i find that difficult to believe

‘the poor of your own city first’ seems like a universal value to me

on the lighter side, if the world is so global, how come the faucets here still have 2 taps, one for hot water and one for cold?

Think With the Senses, Feel With the Mind

December 1, 2008

there is no such thing as a good painting without an idea, and there is no such thing as a good idea without a form.

session with robert storr, dean, yale school or art, director of the last biennale.

Robert Storr is an American curator, academic, critic, and painter. He was named Dean of the Yale School of Art for a five-year period beginning July 2006 and was the director of the Venice Biennale in 2007. He has been described as a “vital link between the museum world and academia” and “a gifted writer”.

here is an interview

wrote 2 books on richter, my favorite current artist. doubt and belief in painting is an interesting one

key takeaways:

  • next biennale in june. i am going who is coming?
  • volta in basel as well


above richter

  • brazillian favelas as creating and designing a neighborhood
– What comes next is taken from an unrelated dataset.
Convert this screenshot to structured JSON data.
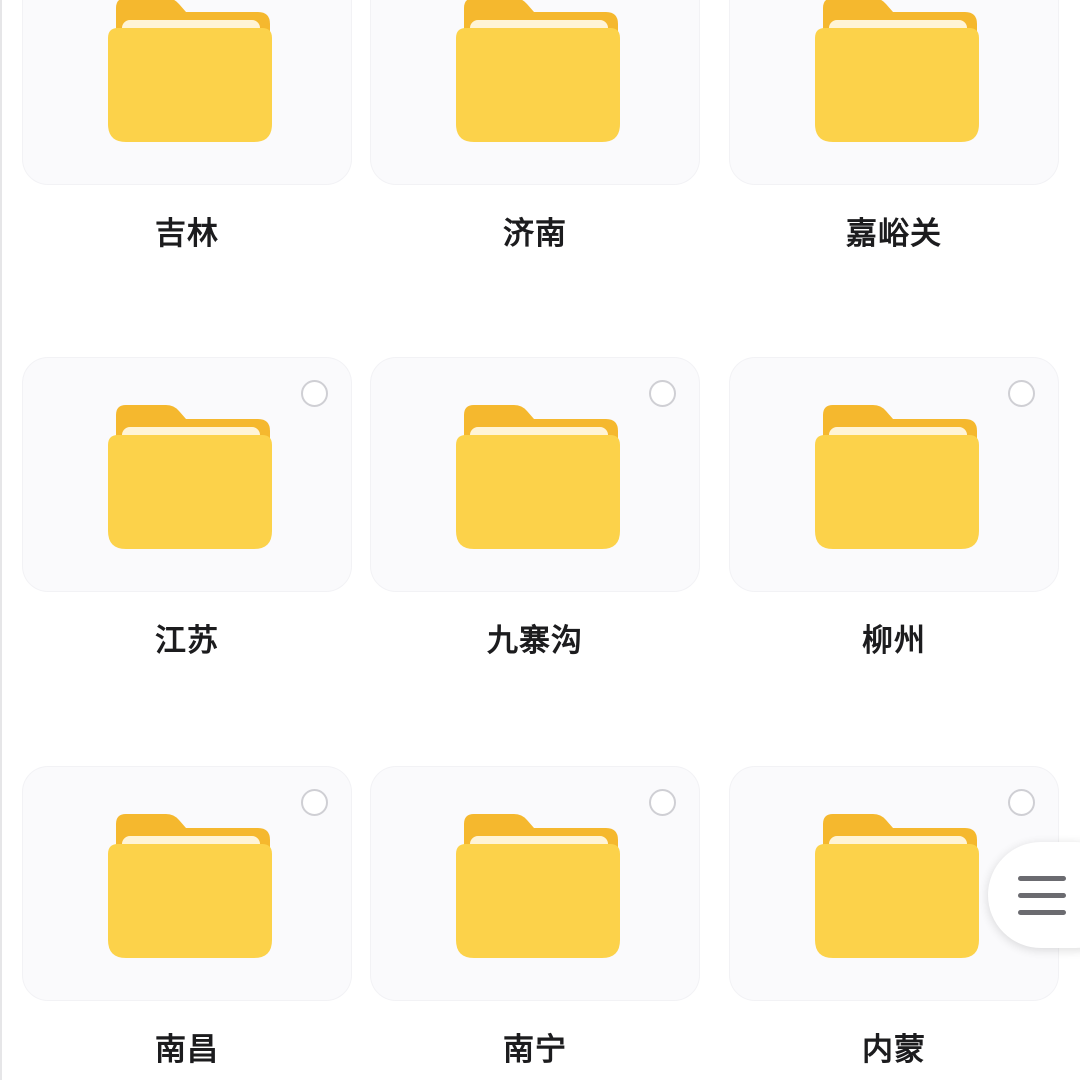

  • artists that are ‘successful’ are often not from the country in which they become popular. their identity and nationality is complex. if art is ahead of ‘culture’ by decades, how does that reflect on identity and globalization?
  • does art have silos?
  • demian hirst as ‘bad art’? important cultural figure but not good enough?
  • artists who have done well in their regions, local galleries, that is where real art happens
  • no real art capital where things are happening. berlin is going to be the next place.


a god has died, a new one is born.

  • wallid raad, the atlas project
  • suspicion of collective a priori requirements, though is an indispensable  phase
  • respect something that is moving along in its own way

identity should be like garments of north africa. once in a while some nakedness should be visible.

  • art as a form of foreign policy
  • maus, a great book
  • studio museum harlem
  • cartoons as art. i agree that it is an under-rated medium
  • art as a way to learn how to learn
  • artis, promoting israeli contemporary art
  • artis, art tours study abroad.
  • imitating art similar to learning another language.
  • breaching the barrier, like karioke for the first time